   The work in our lab involves the use of a wide variety of molecular, cellular and animal based techniques (e.g. cloning, mutagenesis, Western blotting, microscopy, metabolic tracers, in-vivo transfections, tissue specific inducible knockout transgenic mice and several models of mechanical loading). Furthermore, our lab is in the early stages of using a state-of-the-art mass spectrometry technique (NeuCode) to globally map the mechanically-regulated proteome / phosphoproteome. This is a new and particularly exciting direction that will enable us to dramatically expand our knowledge of the events that are mediated downstream versus upstream / parallel to the mechanical activation of mTOR signaling. 

   In summary, the long-term goal of our research is to identify targets for therapies that are aimed at mimicking the effects of mechanical stimuli and, in turn, prevent the loss of muscle mass that occurs during conditions such as immobilization, bed rest, cachexia, muscular dystrophies and aging.
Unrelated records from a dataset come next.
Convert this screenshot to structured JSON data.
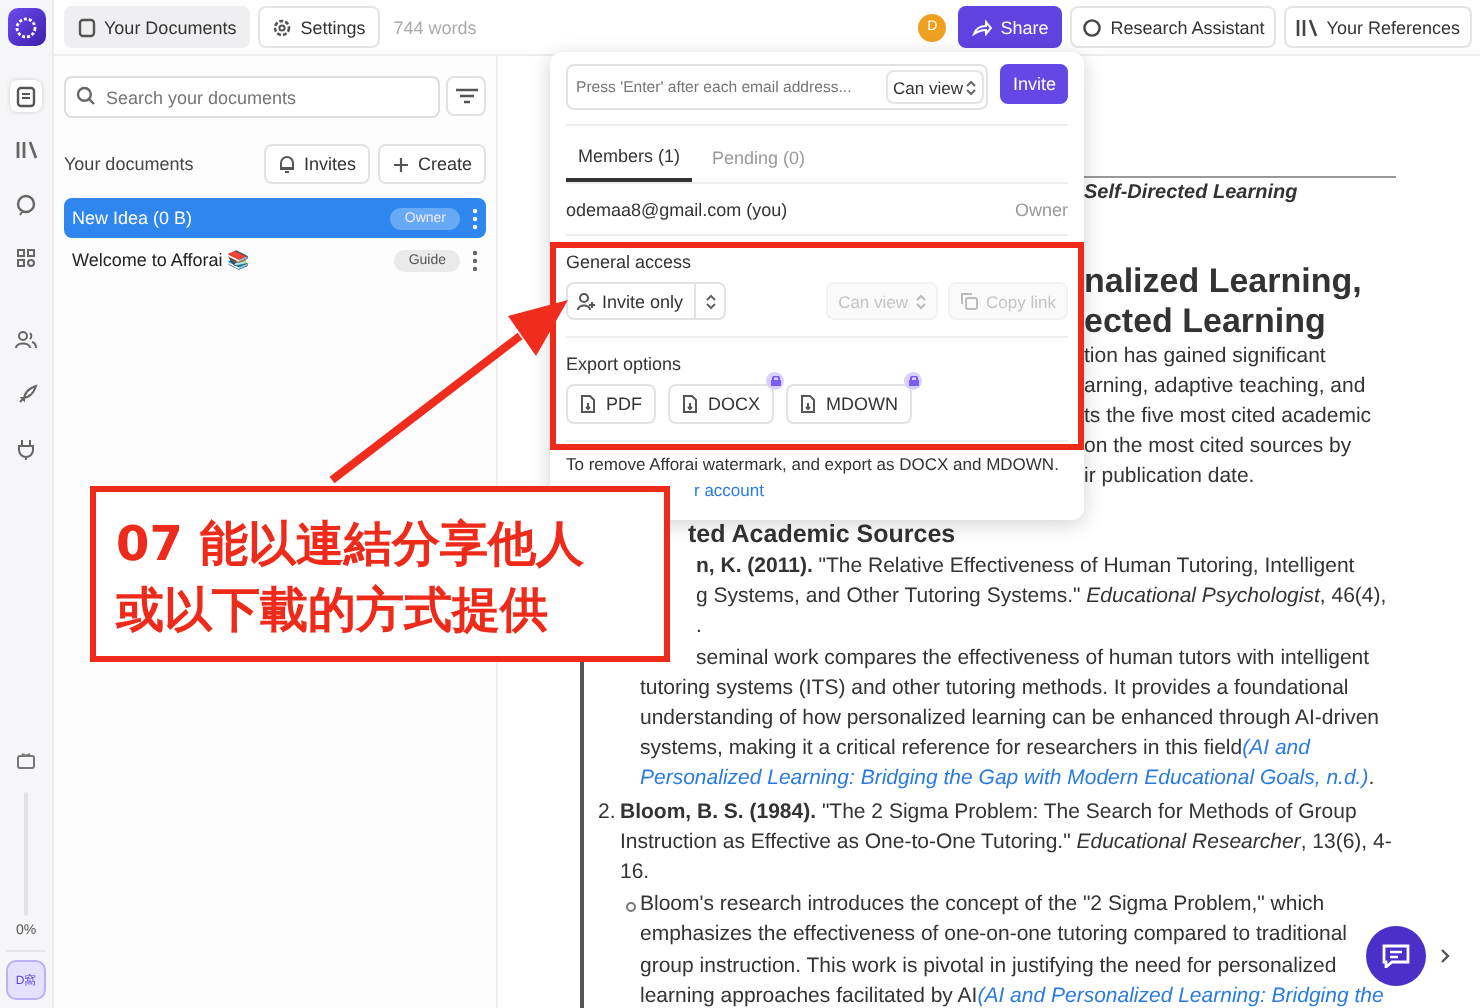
{
  "top_bar": {
    "tabs": [
      {
        "label": "Your Documents",
        "selected": true
      },
      {
        "label": "Settings",
        "selected": false
      }
    ],
    "word_count": "744 words",
    "avatar": "D",
    "share_button": "Share",
    "buttons": [
      "Research Assistant",
      "Your References"
    ]
  },
  "rail": {
    "zoom": {
      "level": 0,
      "reading": "0%"
    },
    "user_badge": "D窩"
  },
  "sidebar": {
    "search": {
      "placeholder": "Search your documents"
    },
    "heading": "Your documents",
    "invites_button": "Invites",
    "create_button": "Create",
    "documents": [
      {
        "title": "New Idea (0 B)",
        "badge": "Owner",
        "selected": true
      },
      {
        "title": "Welcome to Afforai 📚",
        "badge": "Guide",
        "selected": false
      }
    ]
  },
  "share_popup": {
    "email_field": {
      "placeholder": "Press 'Enter' after each email address..."
    },
    "role_select": "Can view",
    "invite_button": "Invite",
    "tabs": [
      {
        "label": "Members (1)",
        "selected": true
      },
      {
        "label": "Pending (0)",
        "selected": false
      }
    ],
    "members": [
      {
        "email": "odemaa8@gmail.com (you)",
        "role": "Owner"
      }
    ],
    "general_access": {
      "label": "General access",
      "access_select": "Invite only",
      "link_role": {
        "label": "Can view",
        "disabled": true
      },
      "copy_link": {
        "label": "Copy link",
        "disabled": true
      }
    },
    "export": {
      "label": "Export options",
      "buttons": [
        {
          "label": "PDF",
          "locked": false
        },
        {
          "label": "DOCX",
          "locked": true
        },
        {
          "label": "MDOWN",
          "locked": true
        }
      ]
    },
    "note": "To remove Afforai watermark, and export as DOCX and MDOWN.",
    "upgrade_link": "r account"
  },
  "document": {
    "top_lines": [
      {
        "kind": "subtitle",
        "text": "Self-Directed Learning"
      },
      {
        "kind": "heading",
        "text": "nalized Learning,"
      },
      {
        "kind": "heading",
        "text": "ected Learning"
      },
      {
        "kind": "body",
        "text": "tion has gained significant"
      },
      {
        "kind": "body",
        "text": "arning, adaptive teaching, and"
      },
      {
        "kind": "body",
        "text": "ts the five most cited academic"
      },
      {
        "kind": "body",
        "text": "on the most cited sources by"
      },
      {
        "kind": "body",
        "text": "ir publication date."
      }
    ],
    "lines": [
      {
        "kind": "heading",
        "parts": [
          {
            "kind": "text",
            "text": "ted Academic Sources"
          }
        ]
      },
      {
        "kind": "cut",
        "parts": [
          {
            "kind": "text",
            "text": "**n, K. (2011).** \"The Relative Effectiveness of Human Tutoring, Intelligent"
          }
        ]
      },
      {
        "kind": "cut",
        "parts": [
          {
            "kind": "text",
            "text": "g Systems, and Other Tutoring Systems.\" *Educational Psychologist*, 46(4),"
          }
        ]
      },
      {
        "kind": "cut",
        "parts": [
          {
            "kind": "text",
            "text": "."
          }
        ]
      },
      {
        "kind": "cut",
        "parts": [
          {
            "kind": "text",
            "text": "seminal work compares the effectiveness of human tutors with intelligent"
          }
        ]
      },
      {
        "kind": "sub",
        "parts": [
          {
            "kind": "text",
            "text": "tutoring systems (ITS) and other tutoring methods. It provides a foundational"
          }
        ]
      },
      {
        "kind": "sub",
        "parts": [
          {
            "kind": "text",
            "text": "understanding of how personalized learning can be enhanced through AI-driven"
          }
        ]
      },
      {
        "kind": "sub",
        "parts": [
          {
            "kind": "text",
            "text": "systems, making it a critical reference for researchers in this field"
          },
          {
            "kind": "link",
            "text": "(AI and"
          }
        ]
      },
      {
        "kind": "sub",
        "parts": [
          {
            "kind": "link",
            "text": "Personalized Learning: Bridging the Gap with Modern Educational Goals, n.d.)"
          },
          {
            "kind": "text",
            "text": "."
          }
        ]
      },
      {
        "kind": "item",
        "marker": "2.",
        "parts": [
          {
            "kind": "text",
            "text": "**Bloom, B. S. (1984).** \"The 2 Sigma Problem: The Search for Methods of Group"
          }
        ]
      },
      {
        "kind": "cont",
        "parts": [
          {
            "kind": "text",
            "text": "Instruction as Effective as One-to-One Tutoring.\" *Educational Researcher*, 13(6), 4-"
          }
        ]
      },
      {
        "kind": "cont",
        "parts": [
          {
            "kind": "text",
            "text": "16."
          }
        ]
      },
      {
        "kind": "bullet",
        "parts": [
          {
            "kind": "text",
            "text": "Bloom's research introduces the concept of the \"2 Sigma Problem,\" which"
          }
        ]
      },
      {
        "kind": "sub",
        "parts": [
          {
            "kind": "text",
            "text": "emphasizes the effectiveness of one-on-one tutoring compared to traditional"
          }
        ]
      },
      {
        "kind": "sub",
        "parts": [
          {
            "kind": "text",
            "text": "group instruction. This work is pivotal in justifying the need for personalized"
          }
        ]
      },
      {
        "kind": "sub",
        "parts": [
          {
            "kind": "text",
            "text": "learning approaches facilitated by AI"
          },
          {
            "kind": "link",
            "text": "(AI and Personalized Learning: Bridging the"
          }
        ]
      }
    ]
  },
  "annotation": {
    "callout_lines": [
      "07 能以連結分享他人",
      "或以下載的方式提供"
    ]
  }
}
Moreover, it is known that mTOR signaling contributes to several diseases such as diabetes, aging and cancer, and thus, our research is also expected to benefit the ongoing efforts that are aimed at treating these diseases.

   To learn more about these projects, please visit the lab website: http://www.vetmed.wisc.edu/lab/hornberger/


 

Responsibilities
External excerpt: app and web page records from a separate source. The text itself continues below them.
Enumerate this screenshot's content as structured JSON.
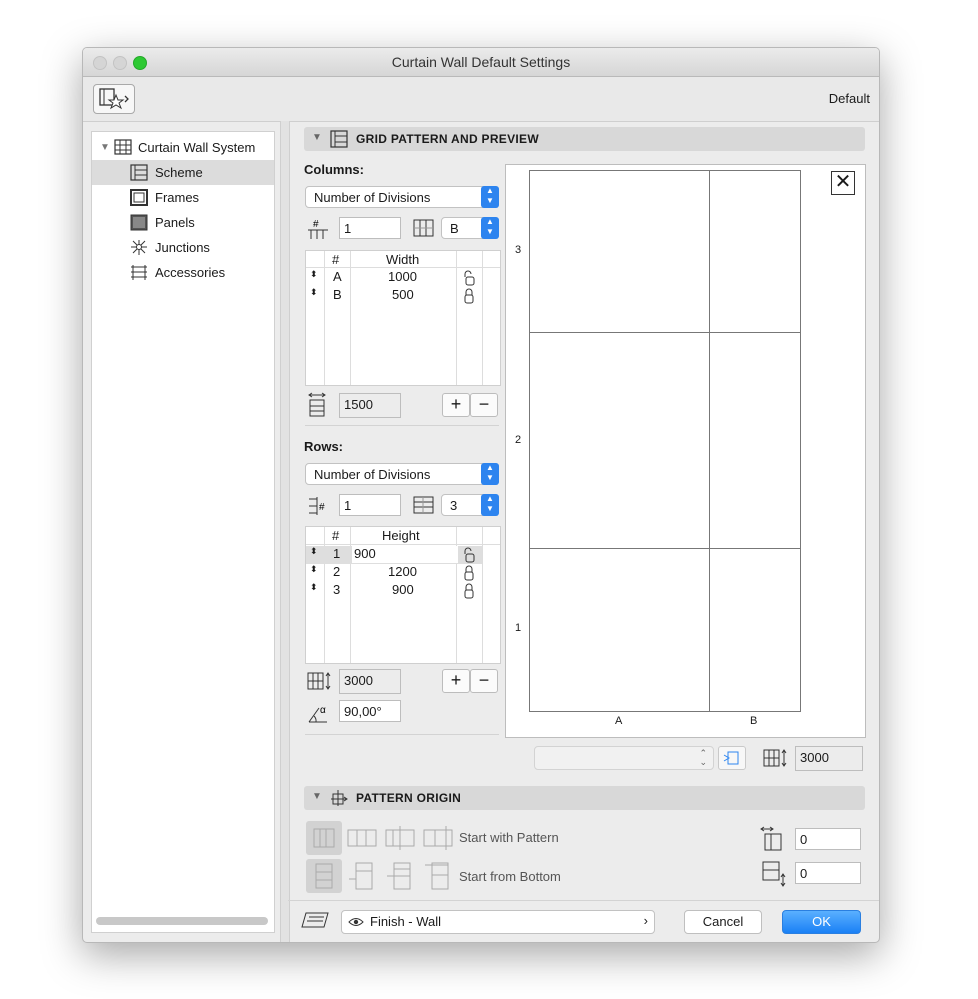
{
  "window": {
    "title": "Curtain Wall Default Settings",
    "favorites_label": "Default"
  },
  "sidebar": {
    "root": "Curtain Wall System",
    "items": [
      {
        "label": "Scheme",
        "icon": "scheme-icon",
        "selected": true
      },
      {
        "label": "Frames",
        "icon": "frames-icon"
      },
      {
        "label": "Panels",
        "icon": "panels-icon"
      },
      {
        "label": "Junctions",
        "icon": "junctions-icon"
      },
      {
        "label": "Accessories",
        "icon": "accessories-icon"
      }
    ]
  },
  "grid_section": {
    "title": "GRID PATTERN AND PREVIEW"
  },
  "columns": {
    "label": "Columns:",
    "mode": "Number of Divisions",
    "count": "1",
    "pattern": "B",
    "headers": [
      "#",
      "Width"
    ],
    "rows": [
      {
        "id": "A",
        "value": "1000",
        "lock": "unlocked"
      },
      {
        "id": "B",
        "value": "500",
        "lock": "locked"
      }
    ],
    "total": "1500"
  },
  "rows": {
    "label": "Rows:",
    "mode": "Number of Divisions",
    "count": "1",
    "pattern": "3",
    "headers": [
      "#",
      "Height"
    ],
    "rows": [
      {
        "id": "1",
        "value": "900",
        "lock": "unlocked",
        "editing": true
      },
      {
        "id": "2",
        "value": "1200",
        "lock": "locked"
      },
      {
        "id": "3",
        "value": "900",
        "lock": "locked"
      }
    ],
    "total": "3000",
    "angle": "90,00°"
  },
  "preview": {
    "row_labels": [
      "3",
      "2",
      "1"
    ],
    "col_labels": [
      "A",
      "B"
    ],
    "height_value": "3000"
  },
  "origin_section": {
    "title": "PATTERN ORIGIN",
    "start_pattern": "Start with Pattern",
    "start_bottom": "Start from Bottom",
    "offset_x": "0",
    "offset_y": "0"
  },
  "footer": {
    "surface": "Finish - Wall",
    "cancel": "Cancel",
    "ok": "OK"
  },
  "colors": {
    "accent": "#2d84ef",
    "close_green": "#2ec933"
  }
}
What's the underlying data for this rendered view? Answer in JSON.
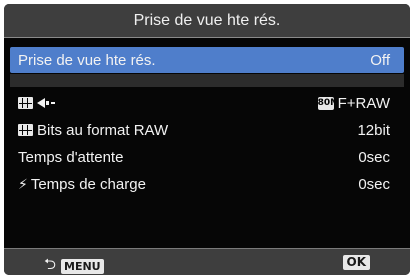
{
  "title": "Prise de vue hte rés.",
  "rows": [
    {
      "label": "Prise de vue hte rés.",
      "value": "Off"
    },
    {
      "label": "",
      "value": "F+RAW",
      "quality_badge": "80M"
    },
    {
      "label": "Bits au format RAW",
      "value": "12bit"
    },
    {
      "label": "Temps d'attente",
      "value": "0sec"
    },
    {
      "label": "Temps de charge",
      "value": "0sec"
    }
  ],
  "footer": {
    "menu_label": "MENU",
    "ok_label": "OK"
  },
  "icons": {
    "row1_left": "image-quality-icon",
    "row2_left": "image-quality-icon",
    "row4_left": "flash-icon",
    "footer_back": "back-arrow-icon"
  },
  "colors": {
    "background": "#060606",
    "title_bar": "#3e3e3e",
    "selection": "#4f7ecb"
  }
}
Professor

  • Physiology
  • Metabolic and Molecular Basis of Medicine (MMBM)

Clinical Interests

Factors that impact skeletal muscle mass
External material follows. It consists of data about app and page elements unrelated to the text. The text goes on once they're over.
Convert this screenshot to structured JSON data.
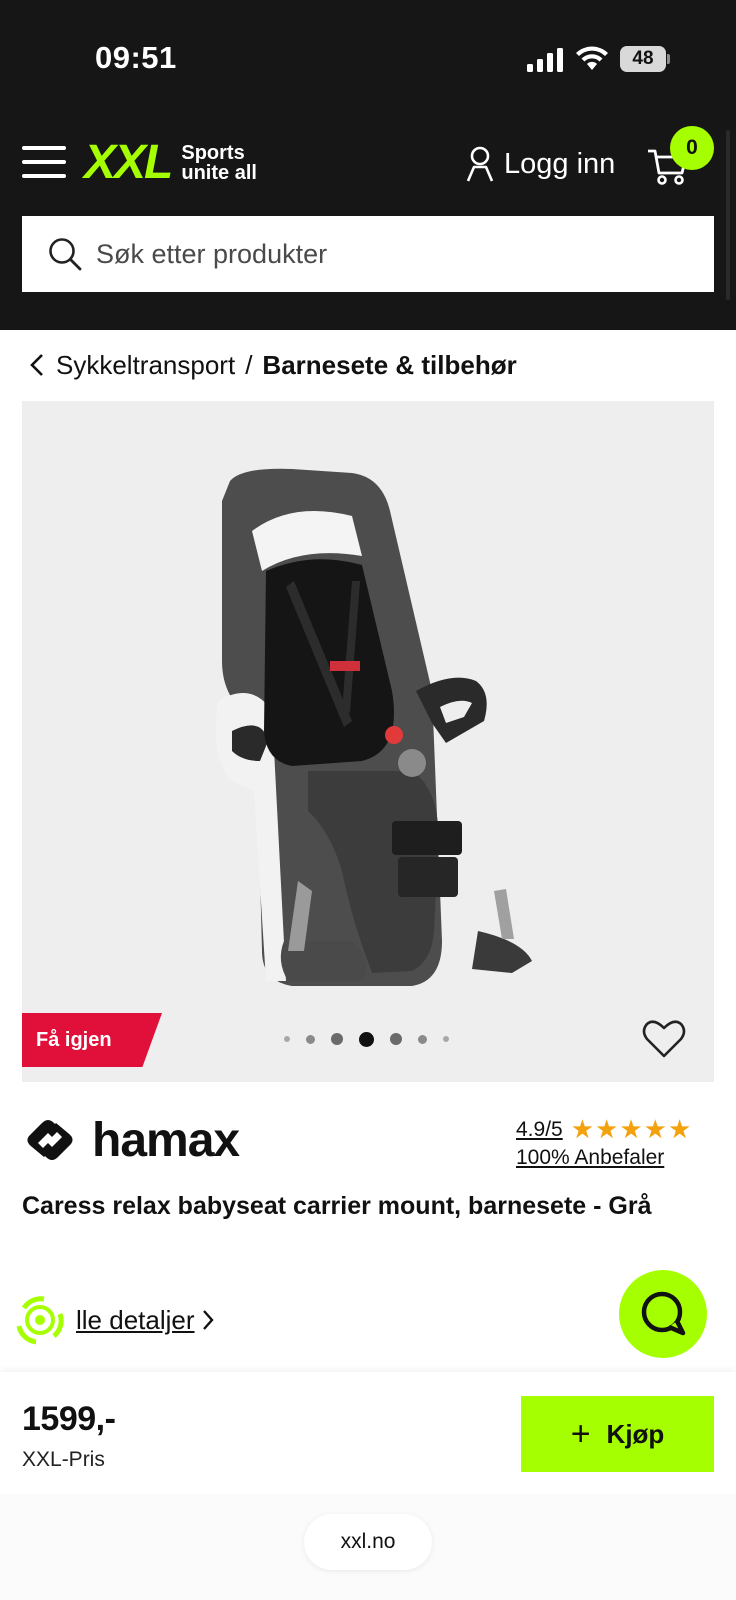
{
  "status_bar": {
    "time": "09:51",
    "battery": "48"
  },
  "header": {
    "logo_text": "XXL",
    "logo_tagline_1": "Sports",
    "logo_tagline_2": "unite all",
    "login_label": "Logg inn",
    "cart_count": "0",
    "search_placeholder": "Søk etter produkter",
    "accent_color": "#a6ff00"
  },
  "breadcrumb": {
    "parent": "Sykkeltransport",
    "separator": "/",
    "current": "Barnesete & tilbehør"
  },
  "gallery": {
    "badge": "Få igjen",
    "badge_color": "#e0103a",
    "image_count": 7,
    "active_index": 3
  },
  "product": {
    "brand": "hamax",
    "rating": "4.9/5",
    "stars": "★★★★★",
    "recommend": "100% Anbefaler",
    "title": "Caress relax babyseat carrier mount, barnesete - Grå",
    "details_link": "lle detaljer"
  },
  "buy_bar": {
    "price": "1599,-",
    "price_label": "XXL-Pris",
    "buy_label": "Kjøp"
  },
  "browser": {
    "url": "xxl.no"
  }
}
Compensatory growth of the lung

Graduate Training

Recent Publications

  1. You, JS, Dooley MS, Kim CR, Kim EJ, Xu W, Goodman CA, and Hornberger TA, A DGKzeta-FoxO-ubiquitin proteolytic axis controls fiber size during skeletal muscle remodeling. Sci Signal, 2018 May 15; 11(530). pii: eaao6847. * Recommended by the Faculty of 1000. http://stke.sciencemag.org/content/11/530/eaao6847.long
  2. Wilson GM, Blanco R, Coon JJ and Hornberger TA. Identifying Novel Signaling Pathways: An Exercise Physiologist Guide to Phosphoproteomics.* Highlighted by the Editor-in-Chief and selected as the ‘Journal Club’ article in the quarterly issue. Exerc Sport Sci Rev. 2018 Apr;46(2):76-85. PMID - 29346157 (https://journals.lww.com/acsm-essr/fulltext/2018/04000/Identifying_Novel_Signaling_Pathways___An_Exercise.3.aspx)
  3. Jacobs BL, McNally RM, Kim KJ, Blanco R, Privett RE, You JS, and Hornberger TA. Identification of Novel Phosphorylation Sites on Tuberin (TSC2) that Regulate the Activation of Signaling by the Mammalian Target of Rapamycin (mTOR). J. Biol. Chem. 2017 Apr 28;292(17):6987-6997. * Recommended by the Faculty of 1000. http://www.jbc.org/content/292/17/6987.long
  4. Potts GK, McNally RM, Blanco R, You JS, Hebert AS, Westphall MS, Coon JJ, and Hornberger TA. A Map of the Phosphoproteomic Alterations that occur after a bout of Maximal Intensity Contractions. J. Physiol. 2017 Aug 1;595(15):5209-5226. * Selected for two different commentary articles. https://physoc.onlinelibrary.wiley.com/doi/abs/10.1113/JP273904
  5. You JS, Anderson GB, Dooley MS, and Hornberger TA.  The Role of mTOR Signaling in the Regulation of Protein Synthesis and Muscle Mass During Immobilization. Dis. Model. Mech. 2015 Sep 1;8(9):1059-69. http://dmm.biologists.org/content/8/9/1059.long